The Department of Justice Antitrust Division and the Federal Trade Commission have announced the release of the 2020 Draft Vertical Merger Guidelines (VMG) for a 30-day comment period. As with any guidelines issued by the agencies, the finalised VMG will be instructive for the agencies' review of vertical mergers and will be persuasive but not binding on the courts should a contested merger enter litigation.

California's legislature passes bill enhancing antitrust scrutiny of patent settlements
USA | 31 October 2019

California's governor recently signed a bill designed to enhance antitrust scrutiny of patent settlements between branded and generic pharmaceutical companies. The bill follows the California attorney general's nearly $70 million settlement in Summer 2019 with several pharmaceutical companies based on patent settlements that the attorney general claimed violated the Cartwright Act and is yet another example of diverging interpretations between federal and state antitrust laws.

Hart-Scott-Rodino annual report confirms likelihood of challenge for transactions subject to second requests
USA | 10 October 2019

The Federal Trade Commission and the Department of Justice's Antitrust Division recently released the Hart-Scott-Rodino Annual Report for Fiscal Year 2018, covering 1 October 2017 to 30 September 2018. This report is the first opportunity to review data regarding the merger challenges issued exclusively during Trump's administration. The data underscores the importance and benefit of advance planning and strategy to avoid a second request investigation whenever possible.

Enhancing the 'carrot': DOJ announces changes to its compliance programme policy
USA | 01 August 2019

In a historic shift, the Department of Justice's Antitrust Division will now consider providing credit to companies in the charging and sentencing stages of an antitrust criminal investigation if they have a robust and effective antitrust compliance programme. While a positive step, significant questions remain regarding the extent to which the opportunity for compliance credit will incentivise companies to self-report criminal antitrust violations and how the guidance interacts with the division's leniency programme.

Assistant attorney general suggests expanding scope of antitrust enforcement
USA | 23 May 2019

The assistant attorney general recently suggested that antitrust enforcers should update their analytical framework to account for modern corporate structures, signalling the potential for antitrust violations when officers and directors serve multiple competing companies. The assistant attorney general's speech is a reminder that behaviour that is not explicitly prohibited by the letter of the antitrust statutes may still raise eyebrows.

FBI and ACCC commit to sharing antitrust enforcement expertise
USA | 02 May 2019

The US Federal Bureau of Investigation (FBI) and the Australian Competition and Consumer Commission (ACCC) recently signed a new memorandum of cooperation to strengthen their ability to combat cartels and other anti-competitive conduct. According to the section chief of the FBI's Criminal Investigative Division, the memorandum codifies the FBI's relationship with the ACCC and provides an opportunity for increased information and resource sharing.

Strategies to avoid lengthy pre-merger reviews
USA | 11 April 2019

Second requests can be expensive, time consuming and distracting to clients' employees.
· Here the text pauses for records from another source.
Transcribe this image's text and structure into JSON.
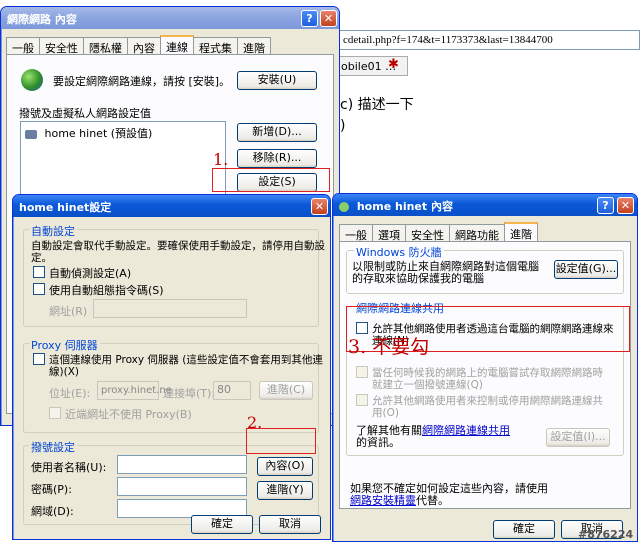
{
  "browser": {
    "url": "cdetail.php?f=174&t=1173373&last=13844700",
    "tab_label": "obile01 …",
    "content_line1": "c) 描述一下",
    "content_line2": ")"
  },
  "inet": {
    "title": "網際網路 內容",
    "tabs": [
      "一般",
      "安全性",
      "隱私權",
      "內容",
      "連線",
      "程式集",
      "進階"
    ],
    "setup_text": "要設定網際網路連線，請按 [安裝]。",
    "setup_button": "安裝(U)",
    "vpn_label": "撥號及虛擬私人網路設定值",
    "list_item": "home hinet (預設值)",
    "add_button": "新增(D)...",
    "remove_button": "移除(R)...",
    "settings_button": "設定(S)"
  },
  "hinet": {
    "title": "home hinet設定",
    "auto_group": "自動設定",
    "auto_desc_1": "自動設定會取代手動設定。要確保使用手動設定，請停用自動設",
    "auto_desc_2": "定。",
    "auto_detect": "自動偵測設定(A)",
    "auto_script": "使用自動組態指令碼(S)",
    "address_label": "網址(R)",
    "proxy_group": "Proxy 伺服器",
    "proxy_desc_1": "這個連線使用 Proxy 伺服器 (這些設定值不會套用到其他連",
    "proxy_desc_2": "線)(X)",
    "proxy_addr_label": "位址(E):",
    "proxy_addr_value": "proxy.hinet.ne",
    "port_label": "連接埠(T):",
    "port_value": "80",
    "advanced_button": "進階(C)",
    "bypass_label": "近端網址不使用 Proxy(B)",
    "dial_group": "撥號設定",
    "username_label": "使用者名稱(U):",
    "password_label": "密碼(P):",
    "domain_label": "網域(D):",
    "properties_button": "內容(O)",
    "advanced_y_button": "進階(Y)",
    "ok_button": "確定",
    "cancel_button": "取消"
  },
  "props": {
    "title": "home hinet 內容",
    "tabs": [
      "一般",
      "選項",
      "安全性",
      "網路功能",
      "進階"
    ],
    "firewall_group": "Windows 防火牆",
    "firewall_desc_1": "以限制或防止來自網際網路對這個電腦",
    "firewall_desc_2": "的存取來協助保護我的電腦",
    "firewall_button": "設定值(G)...",
    "ics_group": "網際網路連線共用",
    "ics_allow_1": "允許其他網路使用者透過這台電腦的網際網路連線來",
    "ics_allow_2": "連線(N)",
    "ics_dial_1": "當任何時候我的網路上的電腦嘗試存取網際網路時",
    "ics_dial_2": "就建立一個撥號連線(Q)",
    "ics_control_1": "允許其他網路使用者來控制或停用網際網路連線共",
    "ics_control_2": "用(O)",
    "learn_more_prefix": "了解其他有關",
    "learn_more_link": "網際網路連線共用",
    "learn_more_suffix": "的資訊。",
    "ics_settings_button": "設定值(I)...",
    "footer_1": "如果您不確定如何設定這些內容，請使用",
    "footer_link": "網路安裝精靈",
    "footer_2": "代替。",
    "ok_button": "確定",
    "cancel_button": "取消"
  },
  "annotations": {
    "step1": "1.",
    "step2": "2.",
    "step3": "3. 不要勾",
    "watermark": "#876224"
  },
  "colors": {
    "annotation_red": "#c00000",
    "xp_blue": "#0a58d8",
    "group_blue": "#0046d5"
  }
}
One way to ease the burden of a second request is to avoid it altogether. While second requests are inevitable for some transactions, certain strategies can help to lessen the likelihood of one being issued.
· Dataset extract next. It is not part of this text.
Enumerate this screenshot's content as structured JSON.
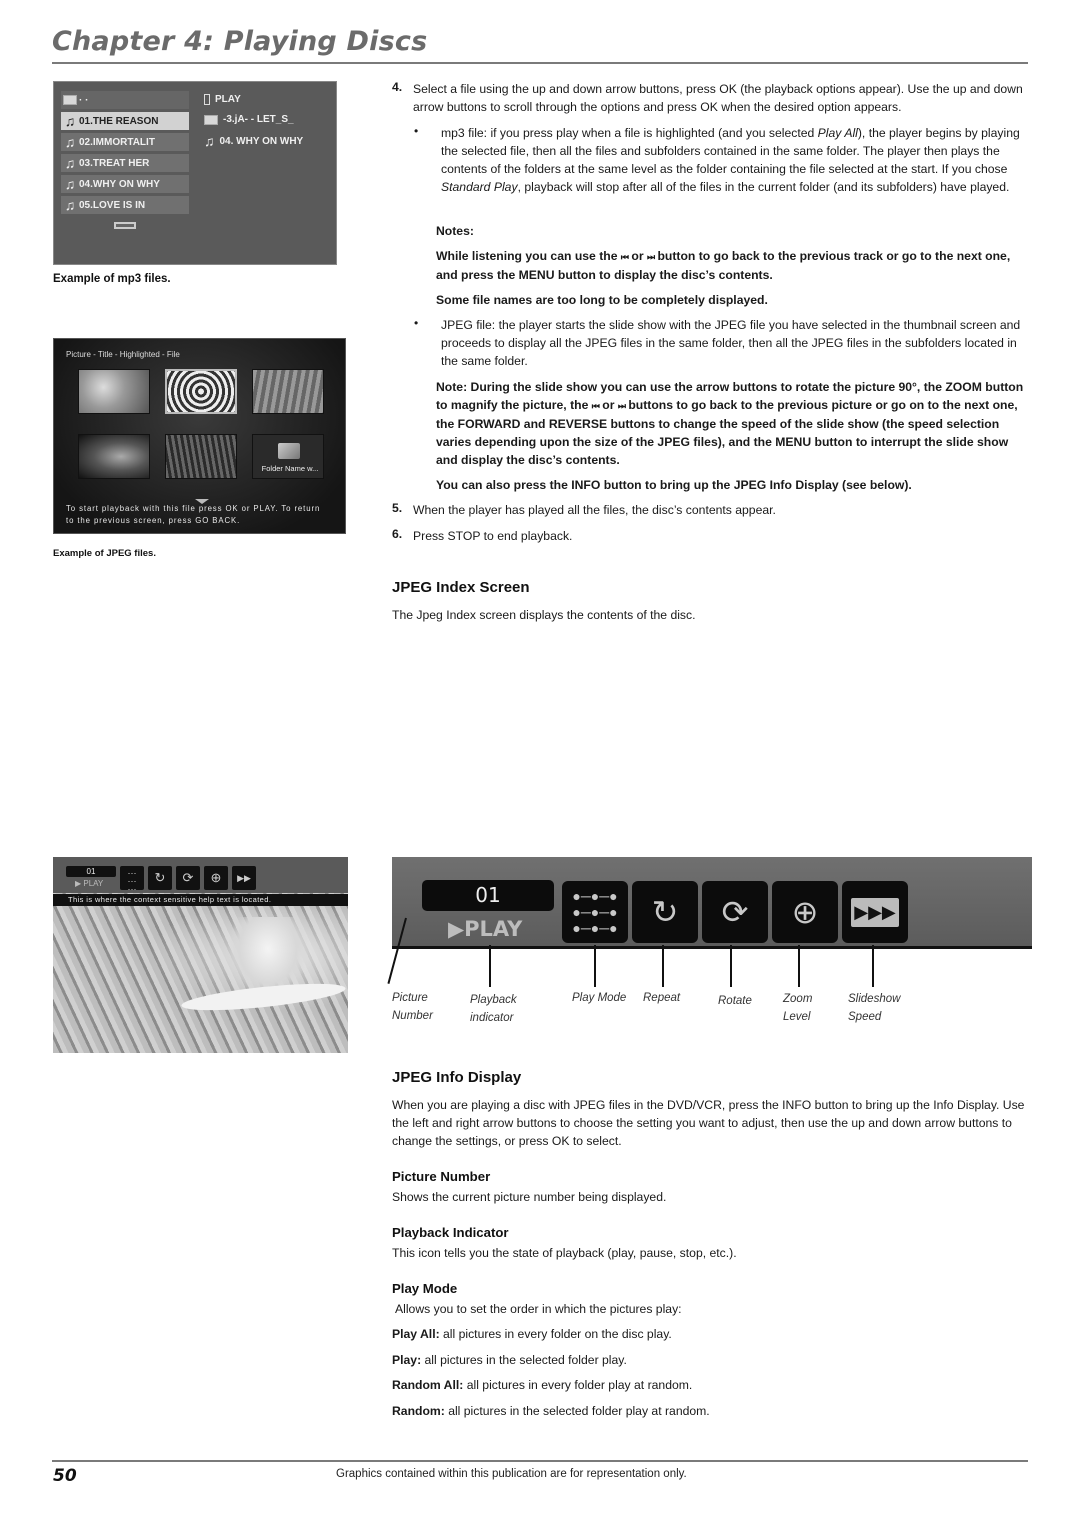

FTC eyes settlement agreements that restrict rivals' online search terms
USA | 13 December 2018

Litigants often enter into settlement agreements without giving much thought to whether those agreements could form the basis for an antitrust claim – and for good reason because most settlement agreements simply resolve a dispute through money payments. However, agreements that restrict rivals' abilities to engage in advertising or other competitive activities could fall foul of the antitrust laws.